Statement of HDP Europe
On the initiative of the Socialists and Democrats, the European Parliament held a plenary session on Jan. 21 titled “Human rights situation in Turkey, notably the case of Selahattin Demirtaş and others.”
The text was approved by 590 votes in favour, 16 against and 75 abstentions.
Following the session, the EU’s law-making body released a resolution saying Turkey must immediately release Demirtaş from prison.
They have also called on the Committee of Ministers of the Council of Europe (CoE) to “urgently review, in its next meeting on March 21, 2021, Turkey’s refusal to execute the judgment of the Grand Chamber of the ECtHR in the case of Demirtaş v Turkey, to adopt a declaration on the matter, and to take the necessary steps to ensure that the Government of Turkey implements this judgment without any further delay.”
Demirtaş has been held in prison on unsubstantiated terrorism-related charges, despite two binding rulings in favor of his release by the European Court of Human Rights (ECHR).
The European Parliament “considers the unlawful extension of Mr Demirtas’ detention for more than 4 years a cruel and politically motivated punishment that is causing irreparable personal and political damage to him, his family and his party,”.
The EU’s law-making body called on Turkey “to refrain from further intimidation measures against him and to guarantee his human rights as enshrined in the Turkish Constitution and in European and international law.”

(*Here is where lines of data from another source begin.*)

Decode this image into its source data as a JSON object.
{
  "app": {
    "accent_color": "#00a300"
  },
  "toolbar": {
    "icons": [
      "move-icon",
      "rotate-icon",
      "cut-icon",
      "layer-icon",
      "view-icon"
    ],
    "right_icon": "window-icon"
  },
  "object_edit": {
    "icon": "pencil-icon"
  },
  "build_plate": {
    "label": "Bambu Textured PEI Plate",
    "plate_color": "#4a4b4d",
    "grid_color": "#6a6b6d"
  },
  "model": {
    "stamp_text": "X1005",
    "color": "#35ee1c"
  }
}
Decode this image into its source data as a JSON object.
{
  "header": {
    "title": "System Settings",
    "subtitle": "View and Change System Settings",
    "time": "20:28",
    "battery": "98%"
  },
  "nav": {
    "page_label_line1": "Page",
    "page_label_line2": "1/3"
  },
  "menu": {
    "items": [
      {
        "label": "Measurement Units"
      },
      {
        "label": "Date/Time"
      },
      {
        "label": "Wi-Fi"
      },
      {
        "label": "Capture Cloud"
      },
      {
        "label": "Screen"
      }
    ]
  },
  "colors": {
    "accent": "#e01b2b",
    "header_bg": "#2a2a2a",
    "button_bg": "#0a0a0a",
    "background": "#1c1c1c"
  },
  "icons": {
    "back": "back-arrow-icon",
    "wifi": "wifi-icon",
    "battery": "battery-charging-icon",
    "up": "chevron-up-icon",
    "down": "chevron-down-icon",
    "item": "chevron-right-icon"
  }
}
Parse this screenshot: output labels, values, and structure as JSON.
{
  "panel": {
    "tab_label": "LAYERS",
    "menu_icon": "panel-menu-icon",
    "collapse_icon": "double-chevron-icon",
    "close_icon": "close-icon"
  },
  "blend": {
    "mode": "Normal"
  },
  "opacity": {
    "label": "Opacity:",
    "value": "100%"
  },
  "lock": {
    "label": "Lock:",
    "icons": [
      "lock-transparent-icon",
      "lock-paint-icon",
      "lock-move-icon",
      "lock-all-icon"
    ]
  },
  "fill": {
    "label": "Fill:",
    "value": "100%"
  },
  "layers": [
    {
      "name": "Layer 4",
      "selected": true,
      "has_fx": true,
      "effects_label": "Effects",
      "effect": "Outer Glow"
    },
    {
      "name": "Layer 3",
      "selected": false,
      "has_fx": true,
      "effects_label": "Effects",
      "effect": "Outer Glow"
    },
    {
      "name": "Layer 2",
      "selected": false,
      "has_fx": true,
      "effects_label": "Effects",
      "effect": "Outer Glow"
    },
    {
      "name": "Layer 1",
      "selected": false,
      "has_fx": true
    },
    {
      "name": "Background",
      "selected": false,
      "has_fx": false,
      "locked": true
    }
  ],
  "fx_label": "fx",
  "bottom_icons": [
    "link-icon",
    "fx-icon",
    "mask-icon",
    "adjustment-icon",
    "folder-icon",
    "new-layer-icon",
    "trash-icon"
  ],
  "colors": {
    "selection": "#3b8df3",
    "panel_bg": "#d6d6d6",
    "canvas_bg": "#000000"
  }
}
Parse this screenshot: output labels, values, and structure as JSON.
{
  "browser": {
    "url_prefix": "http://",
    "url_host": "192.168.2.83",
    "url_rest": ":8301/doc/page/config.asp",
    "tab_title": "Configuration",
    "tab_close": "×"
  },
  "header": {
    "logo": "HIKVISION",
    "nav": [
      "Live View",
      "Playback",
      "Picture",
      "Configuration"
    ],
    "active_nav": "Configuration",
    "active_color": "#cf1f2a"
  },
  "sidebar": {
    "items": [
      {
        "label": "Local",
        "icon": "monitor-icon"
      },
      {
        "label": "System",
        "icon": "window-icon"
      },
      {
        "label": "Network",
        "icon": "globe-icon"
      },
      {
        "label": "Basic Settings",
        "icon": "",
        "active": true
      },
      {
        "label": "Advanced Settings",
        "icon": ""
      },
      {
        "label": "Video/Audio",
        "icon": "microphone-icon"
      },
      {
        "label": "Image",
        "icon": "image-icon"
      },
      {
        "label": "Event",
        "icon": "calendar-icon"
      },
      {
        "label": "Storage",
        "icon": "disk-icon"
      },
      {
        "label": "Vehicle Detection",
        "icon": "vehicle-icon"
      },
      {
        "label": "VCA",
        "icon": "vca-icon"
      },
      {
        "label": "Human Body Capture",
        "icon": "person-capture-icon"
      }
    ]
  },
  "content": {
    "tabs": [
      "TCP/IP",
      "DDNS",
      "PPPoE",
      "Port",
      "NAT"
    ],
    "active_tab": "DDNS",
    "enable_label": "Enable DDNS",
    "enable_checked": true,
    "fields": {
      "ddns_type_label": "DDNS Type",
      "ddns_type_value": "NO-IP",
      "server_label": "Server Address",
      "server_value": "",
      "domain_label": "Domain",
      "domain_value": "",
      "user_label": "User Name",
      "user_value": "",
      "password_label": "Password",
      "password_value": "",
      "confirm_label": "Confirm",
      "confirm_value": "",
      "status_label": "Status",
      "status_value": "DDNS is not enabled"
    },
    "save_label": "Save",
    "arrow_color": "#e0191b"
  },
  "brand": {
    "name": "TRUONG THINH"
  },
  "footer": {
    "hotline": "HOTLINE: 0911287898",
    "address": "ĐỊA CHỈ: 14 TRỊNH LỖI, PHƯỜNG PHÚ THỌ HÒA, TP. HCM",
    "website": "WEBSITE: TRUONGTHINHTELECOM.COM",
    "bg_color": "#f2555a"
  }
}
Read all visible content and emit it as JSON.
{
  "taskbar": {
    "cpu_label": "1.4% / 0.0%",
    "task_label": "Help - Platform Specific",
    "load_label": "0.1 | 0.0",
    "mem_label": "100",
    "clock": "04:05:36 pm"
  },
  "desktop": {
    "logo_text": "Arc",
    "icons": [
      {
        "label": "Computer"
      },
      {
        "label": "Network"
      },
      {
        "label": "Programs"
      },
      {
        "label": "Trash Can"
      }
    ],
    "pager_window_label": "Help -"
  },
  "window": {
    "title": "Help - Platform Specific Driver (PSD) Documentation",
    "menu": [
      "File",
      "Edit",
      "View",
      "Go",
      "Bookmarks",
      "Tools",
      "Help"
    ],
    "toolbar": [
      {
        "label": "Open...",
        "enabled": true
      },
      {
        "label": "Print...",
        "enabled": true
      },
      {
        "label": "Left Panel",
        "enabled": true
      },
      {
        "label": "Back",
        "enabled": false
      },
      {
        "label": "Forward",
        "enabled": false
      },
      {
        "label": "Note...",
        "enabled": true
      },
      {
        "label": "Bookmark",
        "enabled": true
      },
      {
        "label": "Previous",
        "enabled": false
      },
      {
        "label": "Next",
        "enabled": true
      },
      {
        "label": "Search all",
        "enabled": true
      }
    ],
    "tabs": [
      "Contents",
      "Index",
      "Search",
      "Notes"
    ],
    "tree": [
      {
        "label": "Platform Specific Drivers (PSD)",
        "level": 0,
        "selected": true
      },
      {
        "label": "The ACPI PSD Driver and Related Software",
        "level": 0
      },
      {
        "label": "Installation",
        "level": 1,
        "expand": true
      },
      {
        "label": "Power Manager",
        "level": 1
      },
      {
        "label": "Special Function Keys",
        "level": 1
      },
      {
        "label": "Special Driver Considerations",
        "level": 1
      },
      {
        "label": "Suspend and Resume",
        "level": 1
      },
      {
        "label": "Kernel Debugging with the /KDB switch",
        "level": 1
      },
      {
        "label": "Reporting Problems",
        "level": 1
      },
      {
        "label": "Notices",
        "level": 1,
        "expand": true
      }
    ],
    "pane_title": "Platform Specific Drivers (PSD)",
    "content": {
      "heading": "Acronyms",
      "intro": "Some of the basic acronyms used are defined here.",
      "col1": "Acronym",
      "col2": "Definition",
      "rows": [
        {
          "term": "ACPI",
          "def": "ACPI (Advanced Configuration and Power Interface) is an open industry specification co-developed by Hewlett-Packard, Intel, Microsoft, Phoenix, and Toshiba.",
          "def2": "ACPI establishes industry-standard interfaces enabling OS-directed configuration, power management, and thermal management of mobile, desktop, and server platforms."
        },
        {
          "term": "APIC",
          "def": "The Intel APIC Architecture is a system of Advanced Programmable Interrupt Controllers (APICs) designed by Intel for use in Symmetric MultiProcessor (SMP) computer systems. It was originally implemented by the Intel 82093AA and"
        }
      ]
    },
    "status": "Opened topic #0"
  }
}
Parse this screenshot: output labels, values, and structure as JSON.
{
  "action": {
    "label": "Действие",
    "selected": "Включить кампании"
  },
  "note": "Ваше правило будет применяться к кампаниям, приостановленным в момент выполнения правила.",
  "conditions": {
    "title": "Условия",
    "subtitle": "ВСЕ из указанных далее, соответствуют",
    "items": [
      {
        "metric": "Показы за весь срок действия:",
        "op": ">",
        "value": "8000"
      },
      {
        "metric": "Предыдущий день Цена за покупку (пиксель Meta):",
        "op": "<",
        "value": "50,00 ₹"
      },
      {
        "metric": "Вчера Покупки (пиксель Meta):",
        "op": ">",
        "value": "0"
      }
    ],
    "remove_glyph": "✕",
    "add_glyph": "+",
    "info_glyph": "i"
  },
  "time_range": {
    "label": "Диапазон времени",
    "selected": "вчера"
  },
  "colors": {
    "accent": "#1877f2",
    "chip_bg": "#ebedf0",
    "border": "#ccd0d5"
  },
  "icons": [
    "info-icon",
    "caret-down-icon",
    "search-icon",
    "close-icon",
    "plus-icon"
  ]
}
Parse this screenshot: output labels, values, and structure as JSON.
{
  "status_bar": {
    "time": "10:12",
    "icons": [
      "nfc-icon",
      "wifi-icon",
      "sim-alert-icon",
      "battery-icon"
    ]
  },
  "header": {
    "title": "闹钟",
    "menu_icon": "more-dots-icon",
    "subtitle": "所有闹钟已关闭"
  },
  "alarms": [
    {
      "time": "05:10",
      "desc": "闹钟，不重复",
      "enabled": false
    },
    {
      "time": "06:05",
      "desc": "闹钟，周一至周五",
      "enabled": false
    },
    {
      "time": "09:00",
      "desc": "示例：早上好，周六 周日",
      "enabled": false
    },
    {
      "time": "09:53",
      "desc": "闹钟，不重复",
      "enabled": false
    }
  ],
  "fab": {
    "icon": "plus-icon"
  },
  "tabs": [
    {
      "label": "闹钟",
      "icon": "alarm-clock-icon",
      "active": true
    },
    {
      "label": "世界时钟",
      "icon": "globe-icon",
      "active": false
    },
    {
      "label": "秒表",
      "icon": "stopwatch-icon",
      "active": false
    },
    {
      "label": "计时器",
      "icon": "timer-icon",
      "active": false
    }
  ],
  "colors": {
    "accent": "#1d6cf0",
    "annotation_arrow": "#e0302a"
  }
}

It called on Turkey to end the misuse of terrorism charges and to limit the use of pre-trial detention to cases where there are compelling and credible grounds to hold people in detention pending trial.
Turkish authorities still refuse to release Demirtaş. A court on Jan. 7 accepted a new indictment against him and 107 other people calling for 38 counts of life sentences.
MEPs also demand that all politically motivated charges against him and fellow members of the opposition HDP party be dropped.
Turkey’s sustained backsliding on the independence of the judiciary and the disregard shown by the Turkish judiciary and authorities for rulings by the European Court of Human Rights are of great concern, the resolution states.
It calls on the Turkish authorities to put an end to its judicial harassment of human rights defenders, academics, journalists, spiritual leaders, lawyers and members of the lesbian, gay, bisexual, transgender and intersex communities.
MEPs highlight that respecting and applying the rulings of the European Court of Human Rights would go some way to confirming that the desire to turn a new page in EU-Turkey relations, expressed by President Erdoğan and other top government officials on 9 January of this year, is sincere.
Improved EU-Turkey relations are fully dependent on, among other things, tangible improvements in respect for democratic principles, the rule of law and fundamental rights within Turkey, they say.